THE Supreme Court has set 1 July as the date for a hearing on whether I have the right to challenge the constitutionality of the O’Neill government’s illegal expropriation of PNG Sustainable Development Program’s 63.4% shareholding in Ok Tedi Mining.
I am seeking standing to bring the challenge as a private citizen – a former prime minister and senior public servant, businessman, economist, chairman of PNGSDP and former chairman of OTML.
I announced in January 2016 that I had begun new legal proceedings seeking to have the Mining (Ok Tedi Tenth Supplemental Agreement) Act 2013 declared unconstitutional and invalid.
Should the Court declare that I have standing, a full trial of the substantive issues will follow.
I believe serious constitutional issues arise from the fact that the government, through the parliament, illegally expropriated SDP’s 63.4% shareholding in Ok Tedi.
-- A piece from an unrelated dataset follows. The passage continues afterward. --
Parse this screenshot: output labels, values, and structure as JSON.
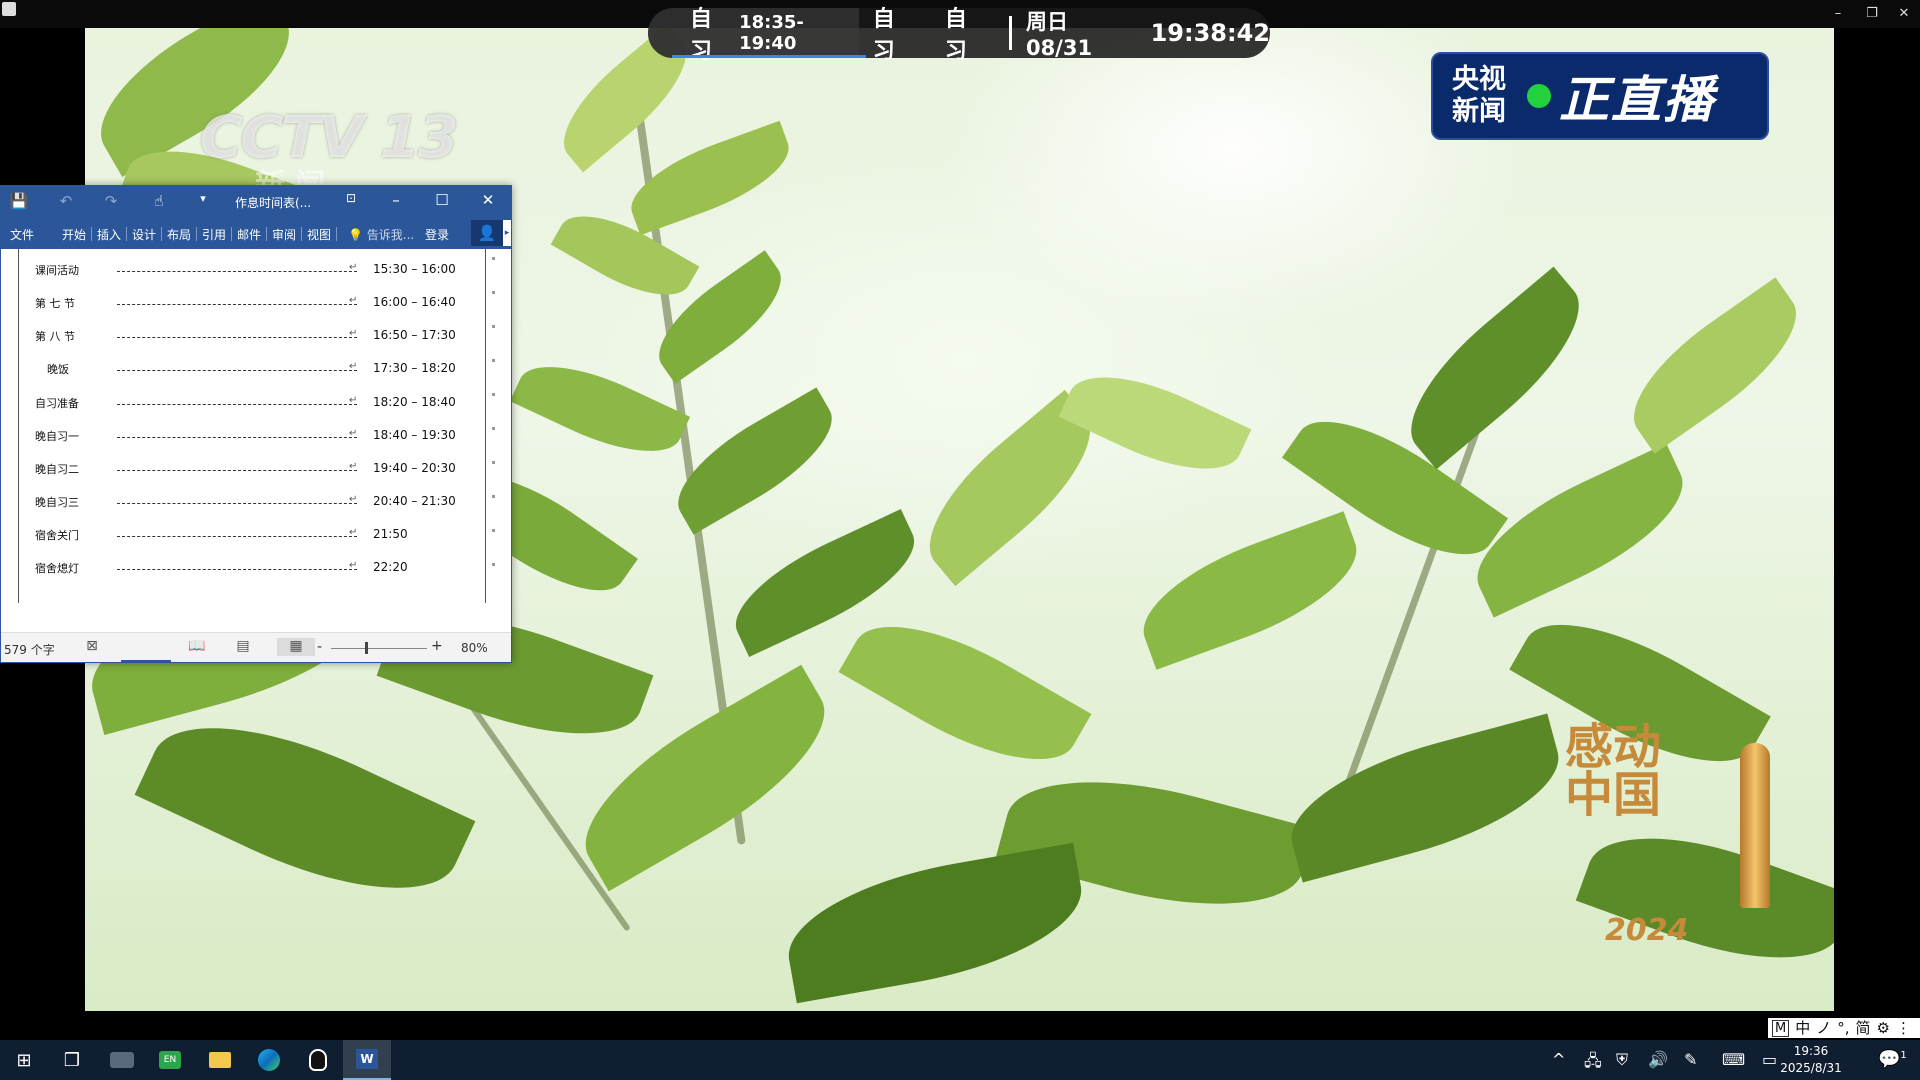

The decision to proceed with the constitutional case came after the State repeatedly failed to agree to a fair and legally binding negotiated settlement of the dispute, and the International Court for the Settlement of Investment Disputes found it did not have jurisdiction.
My decision to proceed is based on my rights as a citizen to ensure that the laws of Papua New Guinea are fair and reasonable and comply with the constitution.
I believe the Tenth Supplemental Agreement Act offends a number of sections of the constitution, especially Sections 38, 39 and 41, which deal primarily with legal rights and freedoms, whether laws are reasonable and justified or whether they are harsh, oppressive and unwarranted.
I maintain that it is inconsistent with the UN Universal Declaration of Human Rights, which states that “everyone has the right to own property alone as well as in association with others” and that “no one shall be arbitrarily deprived of his property”.
The constitution states that a PNG court may take this into account in deciding the constitutional validity of laws.
I am seeking a number of declarations by the supreme court, including that the act is unconstitutional, the return of PNGSDP’s 63.4% shareholding, the reinstatement of the former board of Ok Tedi Mining Ltd, the immediate payment of outstanding dividends to PNGSDP, the cessation of attempts to restructure PNGSDP into a State entity and the payment of damages with interest.
Should the curt refuse to grant standing this will end the proceeding.
Other parties in the proceeding are the minister for justice and attorney-general Ano Pala, the speaker Theodore Zurenuoc, prime minister Peter O’Neill, the national executive council and the state.
The constitutional challenge is in addition to other cases between PNGSDP and the state in Papua New Guinea and Singapore.